Wet'suwet'en hereditary chiefs agree to seven days of discussions with B.C. government
Neither the B.C. NDP government nor a group of Wet'suwet'en hereditary chiefs have conceded any ground in their dispute over the $6.6-billion Coastal GasLink pipeline.
But today, eight hereditary chiefs issued a statement that they have agreed to enter into seven days of discussions with the province to try to de-escalate an ongoing conflict over the project.
The 670-kilometre pipeline is key part of a $40-billion infrastructure development that includes a liquefied natural gas plant near Kitimat.
"The discussion table will be known as 'Wiggus', the Wet'suwet'en word for respect," the hereditary chiefs stated. "In the landmark Supreme Court decision of Delgamuukw Gisday'wa Wiggus is was defined as 'respect for all living beings, starting with oneself'."

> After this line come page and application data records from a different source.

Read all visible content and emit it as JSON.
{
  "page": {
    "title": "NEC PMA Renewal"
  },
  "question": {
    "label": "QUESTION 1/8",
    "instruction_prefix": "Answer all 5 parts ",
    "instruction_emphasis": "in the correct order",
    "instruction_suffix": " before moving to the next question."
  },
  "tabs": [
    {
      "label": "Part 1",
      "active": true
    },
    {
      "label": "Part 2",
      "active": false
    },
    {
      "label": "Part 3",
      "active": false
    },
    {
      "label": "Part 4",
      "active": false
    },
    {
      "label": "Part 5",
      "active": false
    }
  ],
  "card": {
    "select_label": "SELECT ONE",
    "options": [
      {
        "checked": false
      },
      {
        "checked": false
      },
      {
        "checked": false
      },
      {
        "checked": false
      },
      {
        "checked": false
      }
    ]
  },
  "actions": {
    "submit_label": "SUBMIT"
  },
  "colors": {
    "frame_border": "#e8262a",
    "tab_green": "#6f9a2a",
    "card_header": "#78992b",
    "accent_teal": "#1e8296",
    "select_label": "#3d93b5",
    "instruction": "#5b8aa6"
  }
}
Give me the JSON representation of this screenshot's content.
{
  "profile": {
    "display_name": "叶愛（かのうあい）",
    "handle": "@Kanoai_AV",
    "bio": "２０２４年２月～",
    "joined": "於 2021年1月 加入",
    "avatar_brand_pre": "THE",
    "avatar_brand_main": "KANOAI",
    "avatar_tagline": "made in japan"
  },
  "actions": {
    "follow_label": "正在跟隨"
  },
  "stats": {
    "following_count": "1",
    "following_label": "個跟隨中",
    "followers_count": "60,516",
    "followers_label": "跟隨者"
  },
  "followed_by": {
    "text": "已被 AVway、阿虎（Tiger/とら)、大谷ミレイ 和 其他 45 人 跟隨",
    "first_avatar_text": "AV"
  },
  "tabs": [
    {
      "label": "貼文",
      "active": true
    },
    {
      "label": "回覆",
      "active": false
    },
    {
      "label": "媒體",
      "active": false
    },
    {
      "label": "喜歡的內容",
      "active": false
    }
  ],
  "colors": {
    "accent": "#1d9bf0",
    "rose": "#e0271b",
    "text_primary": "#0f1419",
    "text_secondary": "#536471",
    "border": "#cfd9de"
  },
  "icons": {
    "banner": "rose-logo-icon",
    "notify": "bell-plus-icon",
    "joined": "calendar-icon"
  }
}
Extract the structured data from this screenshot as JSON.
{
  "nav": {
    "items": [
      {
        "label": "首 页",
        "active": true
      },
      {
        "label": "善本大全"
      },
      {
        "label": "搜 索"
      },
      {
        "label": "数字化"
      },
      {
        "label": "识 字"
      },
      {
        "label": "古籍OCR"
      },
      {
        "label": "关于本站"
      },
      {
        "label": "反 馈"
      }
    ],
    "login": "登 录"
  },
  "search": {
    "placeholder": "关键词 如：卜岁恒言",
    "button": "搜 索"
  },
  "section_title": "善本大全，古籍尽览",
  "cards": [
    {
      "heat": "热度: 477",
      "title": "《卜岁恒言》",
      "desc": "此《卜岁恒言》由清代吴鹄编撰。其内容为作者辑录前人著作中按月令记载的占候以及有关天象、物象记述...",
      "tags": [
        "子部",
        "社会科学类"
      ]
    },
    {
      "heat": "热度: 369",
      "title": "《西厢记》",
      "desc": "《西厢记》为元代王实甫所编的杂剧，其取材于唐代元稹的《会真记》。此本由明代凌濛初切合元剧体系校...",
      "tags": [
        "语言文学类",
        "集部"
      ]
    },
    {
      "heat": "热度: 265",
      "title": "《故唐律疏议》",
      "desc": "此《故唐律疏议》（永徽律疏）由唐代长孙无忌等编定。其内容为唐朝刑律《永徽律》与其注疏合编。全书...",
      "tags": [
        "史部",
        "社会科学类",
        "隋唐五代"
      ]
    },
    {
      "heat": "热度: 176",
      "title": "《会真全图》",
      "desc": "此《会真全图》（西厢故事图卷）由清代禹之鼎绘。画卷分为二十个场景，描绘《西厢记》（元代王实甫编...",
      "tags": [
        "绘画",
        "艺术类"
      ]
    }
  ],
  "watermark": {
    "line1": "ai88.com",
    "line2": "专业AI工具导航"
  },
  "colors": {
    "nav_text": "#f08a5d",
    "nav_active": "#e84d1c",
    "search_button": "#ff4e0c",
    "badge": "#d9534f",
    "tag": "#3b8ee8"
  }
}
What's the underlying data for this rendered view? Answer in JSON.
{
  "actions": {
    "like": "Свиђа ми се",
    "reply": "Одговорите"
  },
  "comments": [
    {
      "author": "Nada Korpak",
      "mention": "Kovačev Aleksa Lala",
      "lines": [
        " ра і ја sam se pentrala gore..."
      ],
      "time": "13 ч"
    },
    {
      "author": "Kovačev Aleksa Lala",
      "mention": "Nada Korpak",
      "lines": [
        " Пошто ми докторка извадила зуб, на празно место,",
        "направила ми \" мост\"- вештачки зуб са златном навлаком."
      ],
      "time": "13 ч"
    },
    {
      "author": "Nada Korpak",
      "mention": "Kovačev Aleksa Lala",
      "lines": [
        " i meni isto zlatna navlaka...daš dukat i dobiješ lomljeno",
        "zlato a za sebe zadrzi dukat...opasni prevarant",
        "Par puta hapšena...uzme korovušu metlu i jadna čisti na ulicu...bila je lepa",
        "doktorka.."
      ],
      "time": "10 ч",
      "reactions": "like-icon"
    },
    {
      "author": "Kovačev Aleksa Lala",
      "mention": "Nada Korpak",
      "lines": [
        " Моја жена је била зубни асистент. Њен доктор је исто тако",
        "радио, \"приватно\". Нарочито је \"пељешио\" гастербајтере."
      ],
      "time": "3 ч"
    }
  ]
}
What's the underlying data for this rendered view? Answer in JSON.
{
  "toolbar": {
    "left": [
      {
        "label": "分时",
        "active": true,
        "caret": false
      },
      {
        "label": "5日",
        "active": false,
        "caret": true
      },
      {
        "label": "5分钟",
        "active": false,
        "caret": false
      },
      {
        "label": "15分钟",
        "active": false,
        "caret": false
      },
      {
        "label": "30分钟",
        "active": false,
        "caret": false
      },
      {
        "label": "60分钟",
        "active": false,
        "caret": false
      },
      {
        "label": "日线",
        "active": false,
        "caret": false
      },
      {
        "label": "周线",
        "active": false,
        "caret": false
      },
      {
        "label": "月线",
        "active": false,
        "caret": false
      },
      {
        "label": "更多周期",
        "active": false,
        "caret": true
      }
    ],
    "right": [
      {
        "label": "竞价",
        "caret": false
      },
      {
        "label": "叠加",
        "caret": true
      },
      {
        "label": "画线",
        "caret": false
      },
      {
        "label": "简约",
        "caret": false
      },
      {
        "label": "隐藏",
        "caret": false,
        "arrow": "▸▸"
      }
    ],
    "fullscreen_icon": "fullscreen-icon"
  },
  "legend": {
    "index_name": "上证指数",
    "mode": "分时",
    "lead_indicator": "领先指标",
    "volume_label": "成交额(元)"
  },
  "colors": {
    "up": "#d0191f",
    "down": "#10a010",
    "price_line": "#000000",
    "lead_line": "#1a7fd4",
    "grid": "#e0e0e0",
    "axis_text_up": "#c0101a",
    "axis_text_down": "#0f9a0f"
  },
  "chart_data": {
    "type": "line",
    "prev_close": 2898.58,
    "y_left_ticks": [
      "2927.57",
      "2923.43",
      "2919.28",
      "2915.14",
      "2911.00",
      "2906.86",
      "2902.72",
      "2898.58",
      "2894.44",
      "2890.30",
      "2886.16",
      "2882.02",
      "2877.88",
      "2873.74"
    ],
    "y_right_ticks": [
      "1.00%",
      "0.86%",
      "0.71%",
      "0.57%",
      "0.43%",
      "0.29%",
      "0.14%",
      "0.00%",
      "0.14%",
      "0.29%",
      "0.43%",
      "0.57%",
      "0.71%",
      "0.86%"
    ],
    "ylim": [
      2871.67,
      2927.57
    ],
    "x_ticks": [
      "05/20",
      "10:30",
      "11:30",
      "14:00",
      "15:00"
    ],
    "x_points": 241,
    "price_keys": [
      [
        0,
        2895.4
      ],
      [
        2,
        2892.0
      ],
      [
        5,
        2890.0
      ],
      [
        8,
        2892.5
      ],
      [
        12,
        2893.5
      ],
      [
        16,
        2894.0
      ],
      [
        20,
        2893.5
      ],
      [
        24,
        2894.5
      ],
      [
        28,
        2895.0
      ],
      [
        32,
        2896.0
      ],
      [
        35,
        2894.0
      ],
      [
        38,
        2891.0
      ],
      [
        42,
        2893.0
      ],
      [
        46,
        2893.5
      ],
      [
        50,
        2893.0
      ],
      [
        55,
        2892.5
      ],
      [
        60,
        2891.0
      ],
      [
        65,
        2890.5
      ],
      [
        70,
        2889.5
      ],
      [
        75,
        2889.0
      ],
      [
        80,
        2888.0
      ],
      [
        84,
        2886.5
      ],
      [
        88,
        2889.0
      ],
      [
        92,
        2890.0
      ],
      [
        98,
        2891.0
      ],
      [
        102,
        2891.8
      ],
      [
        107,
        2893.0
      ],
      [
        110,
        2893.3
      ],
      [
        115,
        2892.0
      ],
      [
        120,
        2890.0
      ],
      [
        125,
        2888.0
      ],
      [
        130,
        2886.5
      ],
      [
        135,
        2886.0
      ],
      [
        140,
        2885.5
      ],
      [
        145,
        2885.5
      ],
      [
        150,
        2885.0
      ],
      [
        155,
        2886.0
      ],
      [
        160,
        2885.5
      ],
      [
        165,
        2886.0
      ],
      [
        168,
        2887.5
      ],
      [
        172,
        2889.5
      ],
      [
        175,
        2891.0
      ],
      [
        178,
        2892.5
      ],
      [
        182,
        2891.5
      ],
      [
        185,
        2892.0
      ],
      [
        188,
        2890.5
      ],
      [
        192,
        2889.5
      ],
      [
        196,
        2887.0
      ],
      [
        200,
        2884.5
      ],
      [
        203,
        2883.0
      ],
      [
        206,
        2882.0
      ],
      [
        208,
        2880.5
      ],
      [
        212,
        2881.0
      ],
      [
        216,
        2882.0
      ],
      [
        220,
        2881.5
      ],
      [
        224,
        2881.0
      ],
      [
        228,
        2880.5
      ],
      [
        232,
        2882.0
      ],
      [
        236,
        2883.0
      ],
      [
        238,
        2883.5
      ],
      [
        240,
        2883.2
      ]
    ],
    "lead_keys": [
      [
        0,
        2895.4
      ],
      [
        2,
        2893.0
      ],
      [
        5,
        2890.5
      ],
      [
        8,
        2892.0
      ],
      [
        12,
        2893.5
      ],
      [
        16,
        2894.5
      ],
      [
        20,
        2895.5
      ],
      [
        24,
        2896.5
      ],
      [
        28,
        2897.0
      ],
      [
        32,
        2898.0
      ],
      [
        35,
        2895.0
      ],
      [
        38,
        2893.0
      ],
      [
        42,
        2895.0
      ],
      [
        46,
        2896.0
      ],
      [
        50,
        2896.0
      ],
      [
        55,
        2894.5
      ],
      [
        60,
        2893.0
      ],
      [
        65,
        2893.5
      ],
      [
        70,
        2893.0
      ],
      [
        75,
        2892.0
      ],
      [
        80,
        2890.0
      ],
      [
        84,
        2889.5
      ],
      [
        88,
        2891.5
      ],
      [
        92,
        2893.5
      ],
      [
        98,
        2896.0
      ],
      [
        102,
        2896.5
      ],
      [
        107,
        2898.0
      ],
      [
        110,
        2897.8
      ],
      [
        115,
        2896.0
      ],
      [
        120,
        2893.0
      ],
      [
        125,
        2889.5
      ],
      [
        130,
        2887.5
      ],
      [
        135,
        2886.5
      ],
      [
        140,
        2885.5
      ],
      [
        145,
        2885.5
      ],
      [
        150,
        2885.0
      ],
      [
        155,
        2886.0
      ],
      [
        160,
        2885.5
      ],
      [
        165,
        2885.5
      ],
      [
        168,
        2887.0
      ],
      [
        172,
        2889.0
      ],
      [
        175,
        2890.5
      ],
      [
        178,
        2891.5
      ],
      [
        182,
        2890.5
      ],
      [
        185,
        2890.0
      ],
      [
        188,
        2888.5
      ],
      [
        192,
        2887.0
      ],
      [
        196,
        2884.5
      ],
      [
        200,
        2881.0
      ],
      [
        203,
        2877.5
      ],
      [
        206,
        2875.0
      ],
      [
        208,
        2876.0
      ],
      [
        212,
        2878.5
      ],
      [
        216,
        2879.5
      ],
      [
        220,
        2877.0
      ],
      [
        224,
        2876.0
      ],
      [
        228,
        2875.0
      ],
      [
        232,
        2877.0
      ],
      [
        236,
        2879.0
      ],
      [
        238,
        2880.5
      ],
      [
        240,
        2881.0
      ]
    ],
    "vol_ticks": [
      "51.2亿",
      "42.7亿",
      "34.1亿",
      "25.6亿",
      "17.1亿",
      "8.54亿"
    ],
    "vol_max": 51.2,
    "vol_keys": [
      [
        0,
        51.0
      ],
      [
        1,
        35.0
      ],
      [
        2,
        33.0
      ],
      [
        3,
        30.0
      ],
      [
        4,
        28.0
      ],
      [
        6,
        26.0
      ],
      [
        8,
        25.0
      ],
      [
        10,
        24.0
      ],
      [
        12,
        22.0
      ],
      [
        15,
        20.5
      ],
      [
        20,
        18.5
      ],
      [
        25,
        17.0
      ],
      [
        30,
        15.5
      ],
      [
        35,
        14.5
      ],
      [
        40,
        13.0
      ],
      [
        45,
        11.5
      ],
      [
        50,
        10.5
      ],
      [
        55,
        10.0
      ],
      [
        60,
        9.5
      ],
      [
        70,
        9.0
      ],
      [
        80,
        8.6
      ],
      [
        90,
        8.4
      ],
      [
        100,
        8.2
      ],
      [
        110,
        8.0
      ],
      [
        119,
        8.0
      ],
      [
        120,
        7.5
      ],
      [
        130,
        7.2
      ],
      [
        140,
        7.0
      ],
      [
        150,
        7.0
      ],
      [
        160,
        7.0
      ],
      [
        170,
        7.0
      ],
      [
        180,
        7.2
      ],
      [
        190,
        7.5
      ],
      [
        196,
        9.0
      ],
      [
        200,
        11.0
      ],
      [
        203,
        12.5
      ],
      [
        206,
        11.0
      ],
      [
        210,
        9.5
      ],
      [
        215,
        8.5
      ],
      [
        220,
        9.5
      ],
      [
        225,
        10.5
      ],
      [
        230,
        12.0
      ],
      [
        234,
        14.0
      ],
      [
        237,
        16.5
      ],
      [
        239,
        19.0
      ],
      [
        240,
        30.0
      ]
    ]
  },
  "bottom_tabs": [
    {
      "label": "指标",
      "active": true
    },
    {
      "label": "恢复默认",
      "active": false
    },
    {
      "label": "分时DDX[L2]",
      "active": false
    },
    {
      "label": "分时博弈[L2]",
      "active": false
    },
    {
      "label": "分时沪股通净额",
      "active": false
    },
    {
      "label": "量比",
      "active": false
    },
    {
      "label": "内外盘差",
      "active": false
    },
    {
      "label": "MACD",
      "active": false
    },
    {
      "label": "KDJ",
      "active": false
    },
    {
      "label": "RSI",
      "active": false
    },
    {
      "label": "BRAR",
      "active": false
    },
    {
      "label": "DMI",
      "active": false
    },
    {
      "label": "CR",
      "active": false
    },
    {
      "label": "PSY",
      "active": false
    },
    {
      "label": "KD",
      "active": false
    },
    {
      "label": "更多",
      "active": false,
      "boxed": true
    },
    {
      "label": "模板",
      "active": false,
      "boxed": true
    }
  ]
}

Chief Madeek, Chief Gisday'wa, Chief Woos, Chief Hagwilnegh, Chief Tsa'ghots, Chief Na'Moks, Chief Lay'oh, and Chief Kloum Khun all pledged to maintain their commitment to peace and to pursue all avenues available to achieve a peaceful resolution.
The announcement came after Premier John Horgan appointed former Skeena–Bulkley Valley NDP MP Nathan Cullen as liaison to the hereditary chiefs.
The premier's office issued a statement saying it welcomes the decision by the Wet'suwet'en hereditary chiefs to join the province at a Wiggus/Respect table.
Normally, statements from the premier's office are attributed to Horgan but in this instance, his name did not appear anywhere on it.